  12. M. Scheler, Man’s Place in Nature, New York, p.48.
  13. Schutz, Vol. I, p.153.
  14. Schutz, Vol. I, p.155.
  15. The Nature of Sympathy, Sect. 1, Chap. II, p.10.
  16. A. Schutz, Vol. I, p.11.
  17. Sympathy, p.264.
  18. A. Schutz, Vol. III, p.140.
  19. These are the key themes in The Nature of Sympathy.
  20. M. Scheler, The Idols of Self-Knowledge, in Selected Philosophical Essays, p.87.
  21. Idols, p.989.
  22. E. Ranly, Scheler’s Phenomenology of Community, p.62.
  23. Scheler suggests a further level of religious community.
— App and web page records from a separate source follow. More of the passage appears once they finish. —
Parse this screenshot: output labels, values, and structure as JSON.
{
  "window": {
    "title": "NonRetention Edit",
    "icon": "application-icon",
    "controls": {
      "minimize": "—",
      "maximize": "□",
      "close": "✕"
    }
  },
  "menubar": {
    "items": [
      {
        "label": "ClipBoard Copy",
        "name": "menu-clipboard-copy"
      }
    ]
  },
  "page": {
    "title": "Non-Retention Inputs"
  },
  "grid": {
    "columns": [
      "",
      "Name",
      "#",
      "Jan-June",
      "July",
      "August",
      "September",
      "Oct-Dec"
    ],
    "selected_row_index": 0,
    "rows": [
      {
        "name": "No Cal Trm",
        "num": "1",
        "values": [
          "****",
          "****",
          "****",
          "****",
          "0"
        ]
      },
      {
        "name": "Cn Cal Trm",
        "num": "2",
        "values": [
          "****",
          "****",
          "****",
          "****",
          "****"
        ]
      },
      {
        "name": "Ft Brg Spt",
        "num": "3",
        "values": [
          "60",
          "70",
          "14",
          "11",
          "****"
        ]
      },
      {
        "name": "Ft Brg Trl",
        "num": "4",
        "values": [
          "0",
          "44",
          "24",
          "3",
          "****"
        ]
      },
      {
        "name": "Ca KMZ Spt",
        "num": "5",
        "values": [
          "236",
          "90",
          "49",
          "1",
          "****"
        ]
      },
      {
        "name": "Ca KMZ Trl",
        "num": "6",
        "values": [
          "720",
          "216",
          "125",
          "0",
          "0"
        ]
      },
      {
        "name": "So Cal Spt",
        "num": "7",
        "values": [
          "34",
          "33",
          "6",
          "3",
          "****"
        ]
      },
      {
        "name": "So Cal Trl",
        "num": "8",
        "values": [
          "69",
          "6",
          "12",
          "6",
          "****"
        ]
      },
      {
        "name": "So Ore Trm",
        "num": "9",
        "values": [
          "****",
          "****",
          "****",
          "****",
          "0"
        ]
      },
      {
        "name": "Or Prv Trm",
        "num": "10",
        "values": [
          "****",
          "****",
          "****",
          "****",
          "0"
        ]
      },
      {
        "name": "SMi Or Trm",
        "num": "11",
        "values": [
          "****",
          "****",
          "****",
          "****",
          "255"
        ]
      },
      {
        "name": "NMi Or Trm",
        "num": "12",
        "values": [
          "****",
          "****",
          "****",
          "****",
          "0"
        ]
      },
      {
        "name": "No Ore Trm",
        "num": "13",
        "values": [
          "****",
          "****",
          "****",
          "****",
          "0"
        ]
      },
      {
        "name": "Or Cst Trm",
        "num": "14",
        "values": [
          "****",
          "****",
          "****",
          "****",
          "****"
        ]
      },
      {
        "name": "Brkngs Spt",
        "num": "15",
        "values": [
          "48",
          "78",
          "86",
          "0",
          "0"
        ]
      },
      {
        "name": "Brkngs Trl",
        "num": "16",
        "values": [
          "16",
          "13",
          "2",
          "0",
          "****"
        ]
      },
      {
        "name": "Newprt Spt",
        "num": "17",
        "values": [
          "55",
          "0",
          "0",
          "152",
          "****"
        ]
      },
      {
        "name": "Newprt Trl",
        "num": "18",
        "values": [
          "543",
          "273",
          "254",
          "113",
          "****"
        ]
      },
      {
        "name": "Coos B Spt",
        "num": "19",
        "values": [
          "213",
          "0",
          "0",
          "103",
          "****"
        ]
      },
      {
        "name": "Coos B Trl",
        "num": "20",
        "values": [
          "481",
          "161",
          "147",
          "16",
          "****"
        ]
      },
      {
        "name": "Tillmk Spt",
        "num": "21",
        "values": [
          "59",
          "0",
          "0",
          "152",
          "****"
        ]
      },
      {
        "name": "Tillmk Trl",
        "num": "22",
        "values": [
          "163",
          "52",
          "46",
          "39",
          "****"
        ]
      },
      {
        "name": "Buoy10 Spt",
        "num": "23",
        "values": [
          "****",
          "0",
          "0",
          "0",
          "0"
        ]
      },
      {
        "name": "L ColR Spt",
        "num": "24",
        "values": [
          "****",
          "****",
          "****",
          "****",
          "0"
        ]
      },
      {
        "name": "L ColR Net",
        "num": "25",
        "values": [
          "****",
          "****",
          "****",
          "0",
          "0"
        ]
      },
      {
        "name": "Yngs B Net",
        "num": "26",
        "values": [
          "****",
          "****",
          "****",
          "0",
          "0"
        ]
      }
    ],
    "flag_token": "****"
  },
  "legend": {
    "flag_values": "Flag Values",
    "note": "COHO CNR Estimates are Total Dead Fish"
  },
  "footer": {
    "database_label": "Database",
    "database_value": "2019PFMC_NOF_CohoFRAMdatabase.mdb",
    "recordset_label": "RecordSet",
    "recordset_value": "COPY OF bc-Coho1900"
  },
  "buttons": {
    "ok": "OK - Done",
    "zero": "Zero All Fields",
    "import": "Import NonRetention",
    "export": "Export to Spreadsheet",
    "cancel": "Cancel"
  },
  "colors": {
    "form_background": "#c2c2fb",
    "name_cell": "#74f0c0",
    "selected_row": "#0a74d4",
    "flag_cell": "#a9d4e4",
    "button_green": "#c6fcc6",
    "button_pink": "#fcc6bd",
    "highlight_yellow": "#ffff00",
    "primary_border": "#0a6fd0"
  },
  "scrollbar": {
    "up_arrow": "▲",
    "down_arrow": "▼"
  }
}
Issues of philosophy of religion are beyond the scope of this paper.
  24. Schutz, Vol. III, p.176.
  25. See The Nature of Sympathy.
  26. Schutz, Vol. III, p.177.
  27. Again, the work of Dilthey would be instructive here.
  28. A very contentious assertion.
  29. See the work of the later Wittgenstein, Searle, Grice, and the work of Habermas, such as The Theory of Communicative Action (1985).
  30. Enzo Paci and Tran Duc Thao for example.
  31. See work of the late Merleau-Ponty, the Sartre of the Critique of Dialectical Reason, and Habermas.
  32. Scheler, Phenomenology and the Theory of Cognition, in Selected Philosophical Essays, pp.168-169.
  33. Scheler might argue, in response, that phenomenological science seeks knowledge of noemata and not of noema. Knowledge of the later is only within the competence of participatory co-performance. I doubt that this response would hold up under any serious Husserlian critique.
  34. Eugene Kelly, a Scheler scholar and colleague, denies that it is as simple as I suggest. He points to the epistemology present in Scheler’s Formalism in Ethics and the Material Ethics of Value. Our disagreement, however, is based on differing scholarly approaches. Gene wished to present Scheler as he in fact was, while this essay is an attempt to develop Scheler’s thought as it has proved influential in contemporary social theory and as useful for Interdisciplinary research.